We can debate Tebow’s abilities as a quarterback and whether he can succeed at the next level, but you can’t debate the young man’s ability to inspire his teammates, coaches, fans, friends, and even complete strangers.
The World Cup is in South Africa next summer (well, it’ll be summer in the northern hemisphere anyway). On Wednesday, the last major group of teams qualified for the tournament. One match that has received a considerable amount of attention is the match between France and Ireland. It was actually the second match between the nations. They played two games, and the first one was in Ireland. The French won that match on Saturday 1-0. In Wednesday’s match in Paris, the Irish captain, Robbie Keane, put his squad up 1-0. In the world of international football (i.e., soccer), that meant that the teams were tied 1-1 on aggregate with both teams having an away goal. At the end of the full 90 minutes, the teams went to overtime.
Overtime in these matches is two 15-minute halves, and they are not sudden death. Just before the end of the first half of overtime, France scored a goal to tie the match 1-1 (and go up 2-1 on aggregate). But as you can see in the clip below, Thierry Henry, the France captain yesterday, handled the ball — twice — before he passed it to William Gallas to head in from about 2 feet away. Anyone who’s ever played soccer knows that only the goalkeeper can touch the ball with his hands.
Everyone on the Irish team saw the handball. The Irish coach saw the handball. Henry admitted after the match that he handled the ball. But somehow, the referee and the linesman missed the whole thing. From the replay, it does look like the ref was shielded by the Irish defender covering Henry, but the linesman looks to have a clear view of Henry from the other side of the field.
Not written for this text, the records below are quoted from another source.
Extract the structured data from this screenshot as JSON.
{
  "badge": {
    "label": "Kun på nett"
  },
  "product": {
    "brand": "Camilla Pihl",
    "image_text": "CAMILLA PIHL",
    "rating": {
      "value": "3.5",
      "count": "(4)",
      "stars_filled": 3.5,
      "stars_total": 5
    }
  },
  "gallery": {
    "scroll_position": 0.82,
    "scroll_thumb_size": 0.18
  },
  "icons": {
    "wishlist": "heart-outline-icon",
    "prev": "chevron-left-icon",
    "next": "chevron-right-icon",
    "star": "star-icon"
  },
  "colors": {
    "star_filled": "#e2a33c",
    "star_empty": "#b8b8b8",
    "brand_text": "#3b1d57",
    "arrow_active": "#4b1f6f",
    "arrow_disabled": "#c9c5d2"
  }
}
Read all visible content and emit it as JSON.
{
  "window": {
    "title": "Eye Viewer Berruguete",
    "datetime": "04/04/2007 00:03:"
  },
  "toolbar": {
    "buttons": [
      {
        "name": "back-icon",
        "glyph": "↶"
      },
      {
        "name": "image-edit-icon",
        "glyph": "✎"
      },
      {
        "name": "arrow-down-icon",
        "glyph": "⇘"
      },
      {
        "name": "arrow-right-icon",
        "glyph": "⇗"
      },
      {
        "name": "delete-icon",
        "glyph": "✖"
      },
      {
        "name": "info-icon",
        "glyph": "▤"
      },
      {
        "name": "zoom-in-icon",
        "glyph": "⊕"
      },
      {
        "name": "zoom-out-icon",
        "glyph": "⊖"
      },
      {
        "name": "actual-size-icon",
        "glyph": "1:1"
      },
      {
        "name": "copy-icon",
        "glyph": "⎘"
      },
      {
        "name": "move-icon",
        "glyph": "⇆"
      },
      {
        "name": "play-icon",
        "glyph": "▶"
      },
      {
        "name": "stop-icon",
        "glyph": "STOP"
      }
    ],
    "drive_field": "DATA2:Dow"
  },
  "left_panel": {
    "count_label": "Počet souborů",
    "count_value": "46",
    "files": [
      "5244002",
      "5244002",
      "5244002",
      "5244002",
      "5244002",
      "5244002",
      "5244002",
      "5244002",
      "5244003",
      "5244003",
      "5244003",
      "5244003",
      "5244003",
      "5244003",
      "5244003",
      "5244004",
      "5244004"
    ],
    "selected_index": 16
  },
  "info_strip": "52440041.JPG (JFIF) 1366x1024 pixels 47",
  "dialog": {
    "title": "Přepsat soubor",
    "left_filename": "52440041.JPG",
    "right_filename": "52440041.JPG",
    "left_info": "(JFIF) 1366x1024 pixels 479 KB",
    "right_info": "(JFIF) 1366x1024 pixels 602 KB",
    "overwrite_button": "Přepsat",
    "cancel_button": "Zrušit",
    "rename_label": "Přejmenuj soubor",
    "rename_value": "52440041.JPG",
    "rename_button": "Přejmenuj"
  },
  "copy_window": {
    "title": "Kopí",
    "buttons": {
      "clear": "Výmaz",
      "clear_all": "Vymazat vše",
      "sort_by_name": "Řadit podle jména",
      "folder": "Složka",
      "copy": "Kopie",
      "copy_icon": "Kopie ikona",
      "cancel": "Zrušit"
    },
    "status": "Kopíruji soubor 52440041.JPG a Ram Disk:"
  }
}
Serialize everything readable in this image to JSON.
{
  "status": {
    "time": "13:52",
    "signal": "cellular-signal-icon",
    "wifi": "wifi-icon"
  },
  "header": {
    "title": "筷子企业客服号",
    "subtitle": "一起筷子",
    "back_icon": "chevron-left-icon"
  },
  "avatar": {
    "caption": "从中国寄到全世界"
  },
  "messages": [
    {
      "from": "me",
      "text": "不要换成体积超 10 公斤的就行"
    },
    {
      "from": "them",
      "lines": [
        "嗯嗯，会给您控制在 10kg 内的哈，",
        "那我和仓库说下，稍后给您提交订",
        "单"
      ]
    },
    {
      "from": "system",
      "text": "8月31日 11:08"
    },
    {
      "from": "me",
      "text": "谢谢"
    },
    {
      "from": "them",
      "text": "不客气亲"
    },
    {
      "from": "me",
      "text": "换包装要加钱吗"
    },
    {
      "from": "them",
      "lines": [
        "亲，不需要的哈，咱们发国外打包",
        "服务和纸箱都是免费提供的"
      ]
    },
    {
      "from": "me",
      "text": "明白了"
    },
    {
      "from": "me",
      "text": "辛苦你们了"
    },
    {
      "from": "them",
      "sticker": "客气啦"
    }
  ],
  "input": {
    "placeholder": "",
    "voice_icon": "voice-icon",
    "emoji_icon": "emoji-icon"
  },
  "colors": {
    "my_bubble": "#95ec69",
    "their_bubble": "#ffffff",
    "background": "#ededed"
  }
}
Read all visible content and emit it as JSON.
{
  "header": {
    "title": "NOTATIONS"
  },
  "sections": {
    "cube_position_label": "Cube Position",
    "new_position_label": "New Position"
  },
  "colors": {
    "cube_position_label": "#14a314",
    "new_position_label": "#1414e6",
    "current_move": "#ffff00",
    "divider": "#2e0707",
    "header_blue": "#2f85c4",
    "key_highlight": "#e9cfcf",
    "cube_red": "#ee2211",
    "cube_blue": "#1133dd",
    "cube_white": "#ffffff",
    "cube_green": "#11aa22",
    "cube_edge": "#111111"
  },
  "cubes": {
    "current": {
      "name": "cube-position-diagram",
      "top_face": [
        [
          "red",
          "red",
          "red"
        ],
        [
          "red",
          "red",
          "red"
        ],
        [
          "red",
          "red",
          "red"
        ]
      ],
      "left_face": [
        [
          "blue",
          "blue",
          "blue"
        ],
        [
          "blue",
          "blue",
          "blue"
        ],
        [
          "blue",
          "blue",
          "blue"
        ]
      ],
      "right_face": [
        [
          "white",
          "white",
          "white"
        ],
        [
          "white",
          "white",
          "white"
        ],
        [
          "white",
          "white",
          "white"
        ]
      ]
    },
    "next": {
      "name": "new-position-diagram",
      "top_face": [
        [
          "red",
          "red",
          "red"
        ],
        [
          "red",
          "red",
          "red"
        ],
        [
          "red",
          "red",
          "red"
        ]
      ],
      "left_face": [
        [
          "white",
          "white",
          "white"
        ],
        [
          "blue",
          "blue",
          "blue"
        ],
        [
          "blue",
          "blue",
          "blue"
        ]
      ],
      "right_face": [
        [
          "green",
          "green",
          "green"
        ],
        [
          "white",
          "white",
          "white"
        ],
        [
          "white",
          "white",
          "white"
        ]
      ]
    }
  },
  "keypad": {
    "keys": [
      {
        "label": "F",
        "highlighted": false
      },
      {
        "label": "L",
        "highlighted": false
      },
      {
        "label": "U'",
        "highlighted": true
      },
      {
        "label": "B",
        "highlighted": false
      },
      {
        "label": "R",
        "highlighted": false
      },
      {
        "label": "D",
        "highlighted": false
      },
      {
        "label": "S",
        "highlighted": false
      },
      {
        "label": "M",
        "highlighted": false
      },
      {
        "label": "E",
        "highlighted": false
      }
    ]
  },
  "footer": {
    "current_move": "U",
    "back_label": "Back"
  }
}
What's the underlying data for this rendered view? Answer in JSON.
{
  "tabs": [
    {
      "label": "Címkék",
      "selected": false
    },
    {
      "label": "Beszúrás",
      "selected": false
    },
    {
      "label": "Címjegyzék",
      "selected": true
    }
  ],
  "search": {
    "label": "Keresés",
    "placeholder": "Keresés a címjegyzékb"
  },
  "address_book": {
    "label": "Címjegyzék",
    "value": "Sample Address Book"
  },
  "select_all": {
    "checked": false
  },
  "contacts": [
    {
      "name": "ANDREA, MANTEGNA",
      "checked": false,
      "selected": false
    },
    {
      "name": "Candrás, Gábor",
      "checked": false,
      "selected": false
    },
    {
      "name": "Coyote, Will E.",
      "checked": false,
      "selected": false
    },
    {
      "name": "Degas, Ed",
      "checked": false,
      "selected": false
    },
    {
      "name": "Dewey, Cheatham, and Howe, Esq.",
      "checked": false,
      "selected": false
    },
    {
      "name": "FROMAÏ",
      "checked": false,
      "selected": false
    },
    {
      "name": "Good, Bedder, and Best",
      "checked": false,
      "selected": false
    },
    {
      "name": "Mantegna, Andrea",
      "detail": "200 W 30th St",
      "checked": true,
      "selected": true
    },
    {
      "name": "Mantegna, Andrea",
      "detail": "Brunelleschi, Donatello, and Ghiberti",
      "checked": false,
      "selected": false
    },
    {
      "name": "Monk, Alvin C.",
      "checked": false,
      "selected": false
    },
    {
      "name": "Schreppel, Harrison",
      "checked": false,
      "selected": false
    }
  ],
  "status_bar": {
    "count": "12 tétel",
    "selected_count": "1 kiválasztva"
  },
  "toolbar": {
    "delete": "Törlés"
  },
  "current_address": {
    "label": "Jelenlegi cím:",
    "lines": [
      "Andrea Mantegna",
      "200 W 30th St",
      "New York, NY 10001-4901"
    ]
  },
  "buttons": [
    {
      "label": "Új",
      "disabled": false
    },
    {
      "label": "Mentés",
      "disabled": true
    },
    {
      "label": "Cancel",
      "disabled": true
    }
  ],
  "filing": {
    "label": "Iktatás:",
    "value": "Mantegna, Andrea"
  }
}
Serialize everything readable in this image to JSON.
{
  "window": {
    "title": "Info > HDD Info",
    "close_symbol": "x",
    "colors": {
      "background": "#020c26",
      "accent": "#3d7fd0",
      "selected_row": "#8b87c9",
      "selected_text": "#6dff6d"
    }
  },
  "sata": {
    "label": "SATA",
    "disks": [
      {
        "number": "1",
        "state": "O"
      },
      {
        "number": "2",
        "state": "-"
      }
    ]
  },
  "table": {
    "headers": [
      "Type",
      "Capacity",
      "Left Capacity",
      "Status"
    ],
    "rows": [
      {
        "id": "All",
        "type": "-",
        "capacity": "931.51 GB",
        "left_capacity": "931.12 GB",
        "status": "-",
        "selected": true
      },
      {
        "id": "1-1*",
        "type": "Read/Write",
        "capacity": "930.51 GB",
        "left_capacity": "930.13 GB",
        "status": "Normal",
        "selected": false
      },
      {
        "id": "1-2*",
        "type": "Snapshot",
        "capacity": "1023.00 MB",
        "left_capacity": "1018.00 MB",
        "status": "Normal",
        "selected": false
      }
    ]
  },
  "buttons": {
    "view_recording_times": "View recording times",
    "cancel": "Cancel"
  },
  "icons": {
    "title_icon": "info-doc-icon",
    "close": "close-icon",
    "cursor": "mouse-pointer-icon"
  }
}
I’m not an advocate of the conspiracy theories running around, but it is very odd.
There are many in Ireland and around the world calling for a replay of the match to make it fair, but even if you take away Gallas’s goal, the score was 1-1, and there was another half of overtime to go. France could’ve scored in the second half. A tied result at the end of overtime would’ve led to penalty kicks to decide the winner. I’ll take France at home in any such shoot-out. It’s an unfortunate end to the match, but it’s not the first time a handball has played a huge part of an important international match — Diego Maradona’s “Hand of God” goal comes to mind from the 1986 World Cup. Perhaps the Irish fans shouldn’t have enjoyed that Argentina victory over England so much. (Soccer karma perhaps?)
Yesterday was the 234th Anniversary of the U.S. Marine Corps. Fittingly, today is Veteran’s Day. I cannot put into words my appreciation for the sacrifices made by all the soldiers who have served and are serving to defend the freedoms that we enjoy.
As I have indicated on this blog before, I love the Band of Brothers mini-series that HBO produced a number of years ago. Not only does it do a great job of telling the story of Easy Company and its journey through D-Day and the end of World War II, but it spends time talking with surviving members of Easy Company. The clip below is the last 7 minutes of the mini-series and talks about what happened to some of the soldiers in Easy Company, including some final comments from the men themselves. They say it best about what it was like to serve. All I can say is “Thank You.”
The people that produced Band of Brothers (Tom Hanks, Steven Spielberg, etc.) will be bringing another mini-series to HBO in March 2010 called The Pacific. I look forward to learning more about that part of the war that often gets lost in the shuffle — if that’s possible — when compared to the drama of the D-Day invasion. Here is a preview of that forthcoming production. NOTE: some violence in this.